Task prompt:
In the listing that follows, how many lines include the word "icon"? Only the number is wanted.
━━ Supplied records
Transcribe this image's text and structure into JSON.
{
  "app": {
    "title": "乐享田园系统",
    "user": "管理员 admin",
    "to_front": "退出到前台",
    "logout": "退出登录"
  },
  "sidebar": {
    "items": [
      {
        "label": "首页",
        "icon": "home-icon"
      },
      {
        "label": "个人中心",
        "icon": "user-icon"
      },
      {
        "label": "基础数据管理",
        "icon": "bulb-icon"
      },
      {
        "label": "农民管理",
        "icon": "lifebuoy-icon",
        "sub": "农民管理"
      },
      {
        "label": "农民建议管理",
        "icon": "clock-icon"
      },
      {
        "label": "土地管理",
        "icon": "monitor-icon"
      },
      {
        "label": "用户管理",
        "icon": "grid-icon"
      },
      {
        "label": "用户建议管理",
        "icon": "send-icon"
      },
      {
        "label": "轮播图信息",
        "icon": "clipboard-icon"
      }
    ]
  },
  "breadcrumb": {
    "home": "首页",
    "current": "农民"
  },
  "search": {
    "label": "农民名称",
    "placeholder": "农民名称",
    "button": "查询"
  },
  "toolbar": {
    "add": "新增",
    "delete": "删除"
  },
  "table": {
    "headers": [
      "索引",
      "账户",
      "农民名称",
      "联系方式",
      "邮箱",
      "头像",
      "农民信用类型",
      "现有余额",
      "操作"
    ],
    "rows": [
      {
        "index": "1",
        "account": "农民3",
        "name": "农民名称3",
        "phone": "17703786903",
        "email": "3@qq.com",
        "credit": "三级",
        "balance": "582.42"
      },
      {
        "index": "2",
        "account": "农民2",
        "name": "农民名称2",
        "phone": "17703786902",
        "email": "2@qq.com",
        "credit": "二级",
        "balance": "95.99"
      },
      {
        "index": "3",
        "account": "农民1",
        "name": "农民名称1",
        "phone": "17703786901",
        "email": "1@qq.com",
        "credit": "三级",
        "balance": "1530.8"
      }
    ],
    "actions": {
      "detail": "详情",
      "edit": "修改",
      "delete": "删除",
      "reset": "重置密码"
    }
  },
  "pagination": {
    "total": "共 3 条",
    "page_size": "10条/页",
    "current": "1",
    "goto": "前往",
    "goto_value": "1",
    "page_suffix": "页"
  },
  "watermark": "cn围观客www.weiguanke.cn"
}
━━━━
Solution for this exercise:
9